In the autumn, at the end of the season, Cornwall breathes a sigh of relief: not glad to see the back of the tourists, as such, but looking forward to a bit of ‘quality time’ with itself. Fast forward a couple of months, however, and the novelty of all that peace and quiet has worn off.
On the beer front (the most important bit) pubs we can usually rely on to have several decently-kept, interesting beers are down to one or two, the local market alone being unable to sustain any greater range. Wot no Proper Job? St Austell Tribute, which is a fine, fine beer at its best, becomes a lottery — shifting slowly, and too often staling long before the end of the cask, and ending up tasting like it often does in London.
And as for the atmosphere in the pub… well, without Emetts to roll eyes and chuckle at, the locals start winding each other up, like the increasingly twitchy subjects in an isolation study. For example…

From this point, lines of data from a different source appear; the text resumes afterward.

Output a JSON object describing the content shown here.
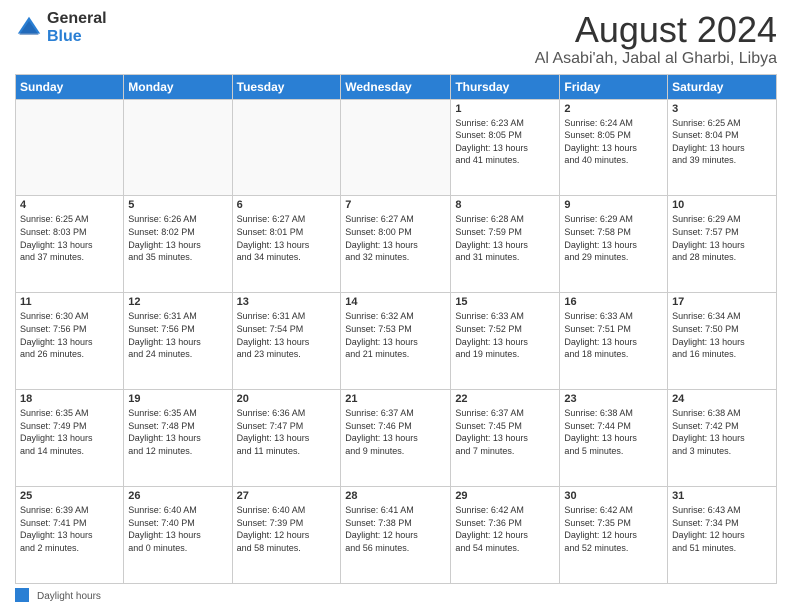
{
  "logo": {
    "line1": "General",
    "line2": "Blue"
  },
  "title": "August 2024",
  "location": "Al Asabi'ah, Jabal al Gharbi, Libya",
  "days_of_week": [
    "Sunday",
    "Monday",
    "Tuesday",
    "Wednesday",
    "Thursday",
    "Friday",
    "Saturday"
  ],
  "weeks": [
    [
      {
        "day": "",
        "info": ""
      },
      {
        "day": "",
        "info": ""
      },
      {
        "day": "",
        "info": ""
      },
      {
        "day": "",
        "info": ""
      },
      {
        "day": "1",
        "info": "Sunrise: 6:23 AM\nSunset: 8:05 PM\nDaylight: 13 hours\nand 41 minutes."
      },
      {
        "day": "2",
        "info": "Sunrise: 6:24 AM\nSunset: 8:05 PM\nDaylight: 13 hours\nand 40 minutes."
      },
      {
        "day": "3",
        "info": "Sunrise: 6:25 AM\nSunset: 8:04 PM\nDaylight: 13 hours\nand 39 minutes."
      }
    ],
    [
      {
        "day": "4",
        "info": "Sunrise: 6:25 AM\nSunset: 8:03 PM\nDaylight: 13 hours\nand 37 minutes."
      },
      {
        "day": "5",
        "info": "Sunrise: 6:26 AM\nSunset: 8:02 PM\nDaylight: 13 hours\nand 35 minutes."
      },
      {
        "day": "6",
        "info": "Sunrise: 6:27 AM\nSunset: 8:01 PM\nDaylight: 13 hours\nand 34 minutes."
      },
      {
        "day": "7",
        "info": "Sunrise: 6:27 AM\nSunset: 8:00 PM\nDaylight: 13 hours\nand 32 minutes."
      },
      {
        "day": "8",
        "info": "Sunrise: 6:28 AM\nSunset: 7:59 PM\nDaylight: 13 hours\nand 31 minutes."
      },
      {
        "day": "9",
        "info": "Sunrise: 6:29 AM\nSunset: 7:58 PM\nDaylight: 13 hours\nand 29 minutes."
      },
      {
        "day": "10",
        "info": "Sunrise: 6:29 AM\nSunset: 7:57 PM\nDaylight: 13 hours\nand 28 minutes."
      }
    ],
    [
      {
        "day": "11",
        "info": "Sunrise: 6:30 AM\nSunset: 7:56 PM\nDaylight: 13 hours\nand 26 minutes."
      },
      {
        "day": "12",
        "info": "Sunrise: 6:31 AM\nSunset: 7:56 PM\nDaylight: 13 hours\nand 24 minutes."
      },
      {
        "day": "13",
        "info": "Sunrise: 6:31 AM\nSunset: 7:54 PM\nDaylight: 13 hours\nand 23 minutes."
      },
      {
        "day": "14",
        "info": "Sunrise: 6:32 AM\nSunset: 7:53 PM\nDaylight: 13 hours\nand 21 minutes."
      },
      {
        "day": "15",
        "info": "Sunrise: 6:33 AM\nSunset: 7:52 PM\nDaylight: 13 hours\nand 19 minutes."
      },
      {
        "day": "16",
        "info": "Sunrise: 6:33 AM\nSunset: 7:51 PM\nDaylight: 13 hours\nand 18 minutes."
      },
      {
        "day": "17",
        "info": "Sunrise: 6:34 AM\nSunset: 7:50 PM\nDaylight: 13 hours\nand 16 minutes."
      }
    ],
    [
      {
        "day": "18",
        "info": "Sunrise: 6:35 AM\nSunset: 7:49 PM\nDaylight: 13 hours\nand 14 minutes."
      },
      {
        "day": "19",
        "info": "Sunrise: 6:35 AM\nSunset: 7:48 PM\nDaylight: 13 hours\nand 12 minutes."
      },
      {
        "day": "20",
        "info": "Sunrise: 6:36 AM\nSunset: 7:47 PM\nDaylight: 13 hours\nand 11 minutes."
      },
      {
        "day": "21",
        "info": "Sunrise: 6:37 AM\nSunset: 7:46 PM\nDaylight: 13 hours\nand 9 minutes."
      },
      {
        "day": "22",
        "info": "Sunrise: 6:37 AM\nSunset: 7:45 PM\nDaylight: 13 hours\nand 7 minutes."
      },
      {
        "day": "23",
        "info": "Sunrise: 6:38 AM\nSunset: 7:44 PM\nDaylight: 13 hours\nand 5 minutes."
      },
      {
        "day": "24",
        "info": "Sunrise: 6:38 AM\nSunset: 7:42 PM\nDaylight: 13 hours\nand 3 minutes."
      }
    ],
    [
      {
        "day": "25",
        "info": "Sunrise: 6:39 AM\nSunset: 7:41 PM\nDaylight: 13 hours\nand 2 minutes."
      },
      {
        "day": "26",
        "info": "Sunrise: 6:40 AM\nSunset: 7:40 PM\nDaylight: 13 hours\nand 0 minutes."
      },
      {
        "day": "27",
        "info": "Sunrise: 6:40 AM\nSunset: 7:39 PM\nDaylight: 12 hours\nand 58 minutes."
      },
      {
        "day": "28",
        "info": "Sunrise: 6:41 AM\nSunset: 7:38 PM\nDaylight: 12 hours\nand 56 minutes."
      },
      {
        "day": "29",
        "info": "Sunrise: 6:42 AM\nSunset: 7:36 PM\nDaylight: 12 hours\nand 54 minutes."
      },
      {
        "day": "30",
        "info": "Sunrise: 6:42 AM\nSunset: 7:35 PM\nDaylight: 12 hours\nand 52 minutes."
      },
      {
        "day": "31",
        "info": "Sunrise: 6:43 AM\nSunset: 7:34 PM\nDaylight: 12 hours\nand 51 minutes."
      }
    ]
  ],
  "footer": {
    "daylight_label": "Daylight hours"
  },
  "colors": {
    "header_bg": "#2a7fd4",
    "header_text": "#ffffff",
    "accent_blue": "#1a6abf"
  }
}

An elderly man out for a few drinks with his wife, suited and booted, finds himself sat a few tables away from a large group of middle-aged people. They eventually pull instruments from pockets and bags and, with stamping feet, begin to sing folk songs in the finger-in-ear style. After ten minutes, as their volume increases, the aging gent becomes agitated, and then leaps to his feet: “I spend a lot of money here; I come here to relax; and I can’t hear myself speak over the noise of that…” He points at a bodhran. “Fucking drum thing!”

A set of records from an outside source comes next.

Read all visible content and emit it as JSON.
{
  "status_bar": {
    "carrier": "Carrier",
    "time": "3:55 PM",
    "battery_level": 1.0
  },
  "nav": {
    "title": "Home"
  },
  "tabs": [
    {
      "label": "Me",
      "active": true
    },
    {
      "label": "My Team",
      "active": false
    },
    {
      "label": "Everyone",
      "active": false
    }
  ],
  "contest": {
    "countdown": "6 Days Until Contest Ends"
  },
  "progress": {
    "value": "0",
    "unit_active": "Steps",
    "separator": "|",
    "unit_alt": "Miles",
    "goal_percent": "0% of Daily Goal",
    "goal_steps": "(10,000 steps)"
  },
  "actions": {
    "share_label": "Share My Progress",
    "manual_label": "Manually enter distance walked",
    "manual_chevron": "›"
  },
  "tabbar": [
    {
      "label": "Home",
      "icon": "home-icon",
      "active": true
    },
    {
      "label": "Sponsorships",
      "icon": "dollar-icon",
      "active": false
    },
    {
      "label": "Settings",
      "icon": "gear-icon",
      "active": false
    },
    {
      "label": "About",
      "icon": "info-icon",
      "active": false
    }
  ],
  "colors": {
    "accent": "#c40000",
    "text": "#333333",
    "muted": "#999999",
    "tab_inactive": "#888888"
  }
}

Roll on spring: fresh beer and fresh faces are what we need now.